EXERCISE:
Pictures do not belong in the copy, so please give every entry below again exactly.

********

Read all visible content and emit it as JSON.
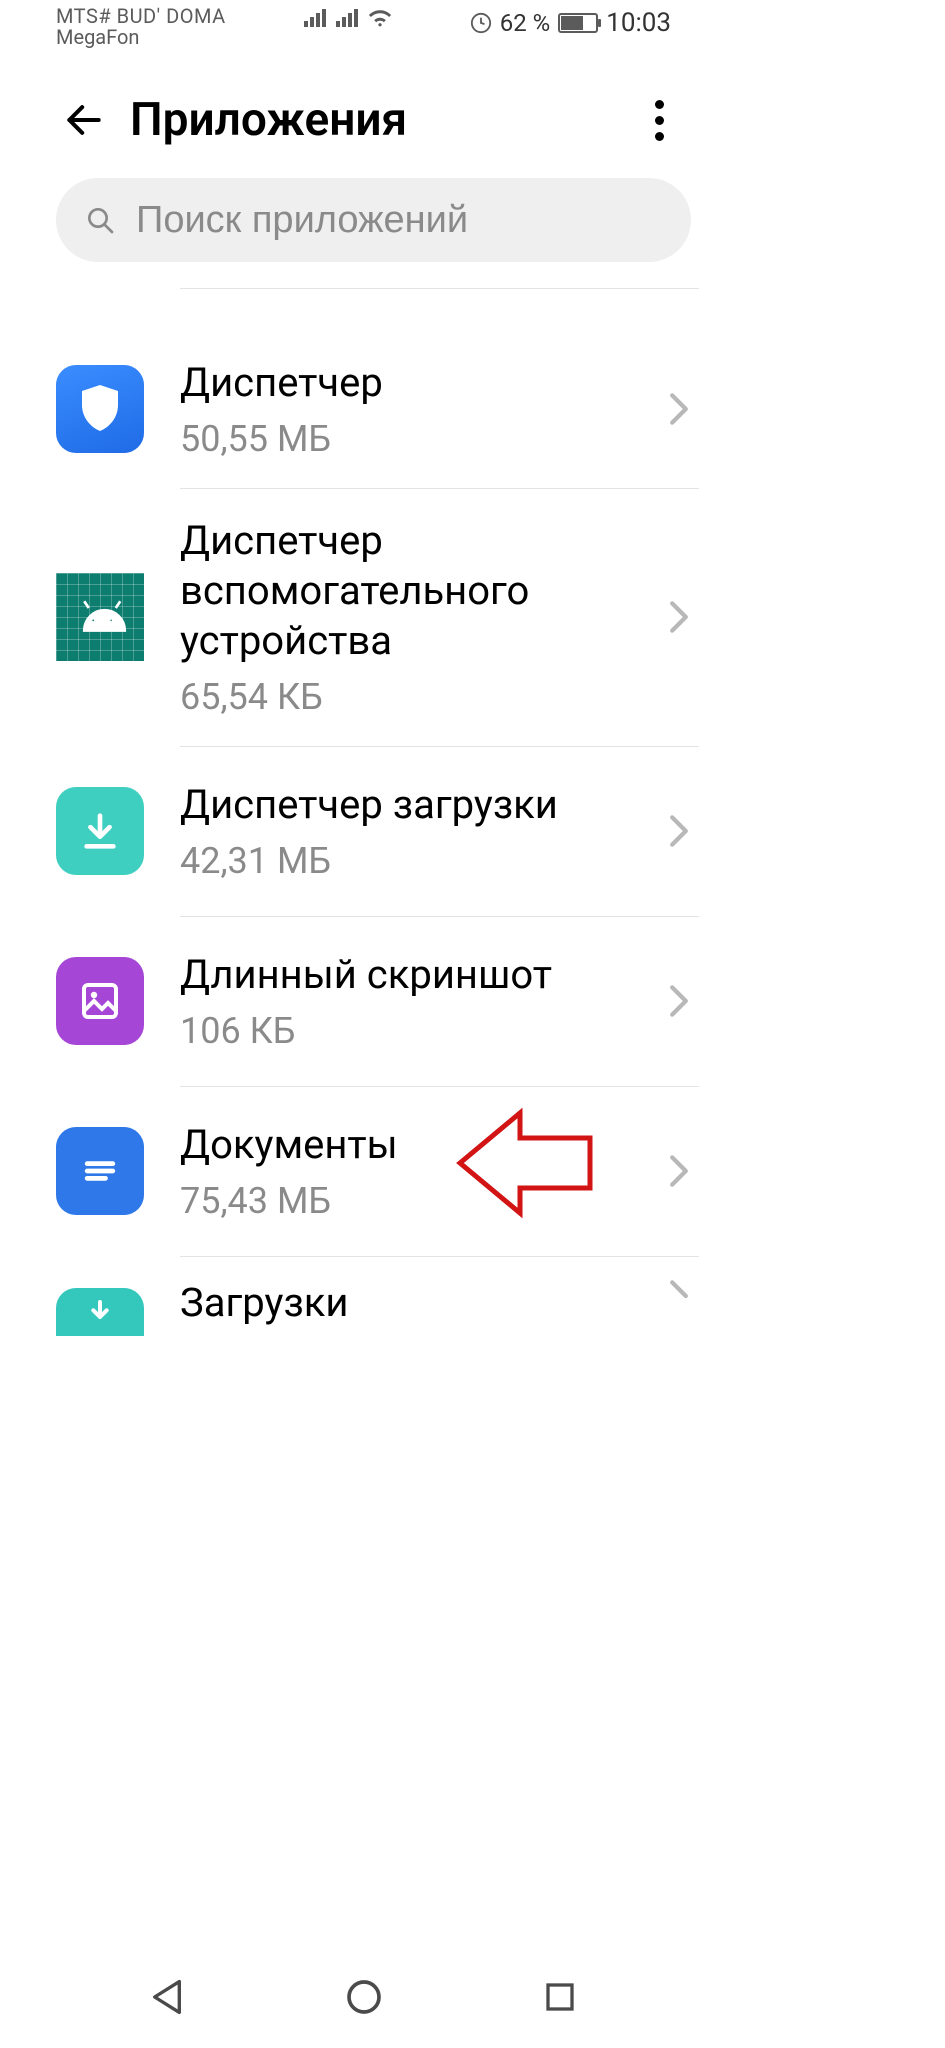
{
  "statusbar": {
    "carrier_line1": "MTS# BUD' DOMA",
    "carrier_line2": "MegaFon",
    "battery_pct": "62 %",
    "time": "10:03"
  },
  "header": {
    "title": "Приложения"
  },
  "search": {
    "placeholder": "Поиск приложений"
  },
  "apps": [
    {
      "name": "Диспетчер",
      "size": "50,55 МБ"
    },
    {
      "name": "Диспетчер вспомогательного устройства",
      "size": "65,54 КБ"
    },
    {
      "name": "Диспетчер загрузки",
      "size": "42,31 МБ"
    },
    {
      "name": "Длинный скриншот",
      "size": "106 КБ"
    },
    {
      "name": "Документы",
      "size": "75,43 МБ"
    },
    {
      "name": "Загрузки",
      "size": ""
    }
  ]
}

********

EXERCISE ANSWER:
Read all visible content and emit it as JSON.
{
  "statusbar": {
    "carrier_line1": "MTS# BUD' DOMA",
    "carrier_line2": "MegaFon",
    "battery_pct": "62 %",
    "time": "10:03"
  },
  "header": {
    "title": "Приложения"
  },
  "search": {
    "placeholder": "Поиск приложений"
  },
  "apps": [
    {
      "name": "Диспетчер",
      "size": "50,55 МБ"
    },
    {
      "name": "Диспетчер вспомогательного устройства",
      "size": "65,54 КБ"
    },
    {
      "name": "Диспетчер загрузки",
      "size": "42,31 МБ"
    },
    {
      "name": "Длинный скриншот",
      "size": "106 КБ"
    },
    {
      "name": "Документы",
      "size": "75,43 МБ"
    },
    {
      "name": "Загрузки",
      "size": ""
    }
  ]
}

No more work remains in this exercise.